And resist the urge to judge someone or dismiss the conversation as a fruitless opportunity. I was guilty of this when I first started networking. I wanted to connect with the highest profile, strategic connections because I had limited time. Oh, how wrong I was! In retrospect some of the best connections in my network haven’t been the people with impressive jobs or 100s of connections; but have been the people who have opened doors, introduced me to other like minded people, or been a sounding board for new ideas and personal challenges. When you meet someone, actually get to know him or her. If they are driven, ambitious and smart chances are they are going somewhere and will be a wonderful connection for the future. I am often surprised how special each person can be and I try to approach each situation and meeting as a chance to learn and experience the other person. Changing my view has really opened more doors and relationships than I would have thought possible.

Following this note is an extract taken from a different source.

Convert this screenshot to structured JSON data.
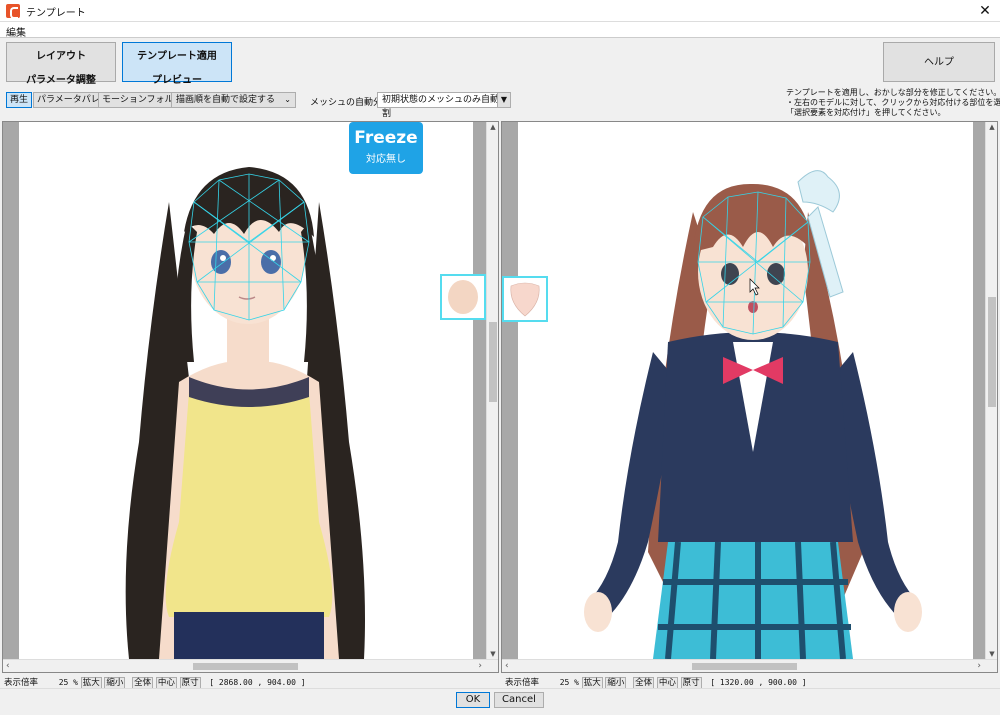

Focus on empowering people and adding value to them in some way. One great way is helping connect other people in your network – and I do this sort of matchmaking a lot for candidates and potential employers. People reach out to me to tell them they are looking for jobs, and I maintain a list (just in Evernote) of open roles at companies where I know the hiring manager. Keep notes about the people you meet, their interests and passions and when you come across something (and article, a product, an event, etc.) that might interest them don’t hesitate to drop them a note about it.
Keep in touch and deepen the relationship. For new people I meet, if I don’t talk with them for long at the meeting I will make a point of scheduling a future meeting – ideally a meal. I once read that sharing a meal with someone else helps build a bond, and paying for someone’s lunch is always a nice treat and great way to add “value”. And of course don’t forget to follow up with people that you meet by adding them on LinkedIn, keeping in touch via email, or taking them out for lunch or coffee if they’re in the same city as you. Take the initiative to connect with people and stay involved with them; that’s how your network becomes truly valuable.
I am sure there are a lot of other good tips to maintain your network, but this is an area I am still working on improving – so feel free to leave ideas or useful links in the comments!
Your network is there so you can use it to empower yourself and the people around you, so take advantage of it. Being the kind of person who makes things happen is the ultimate way to stand out!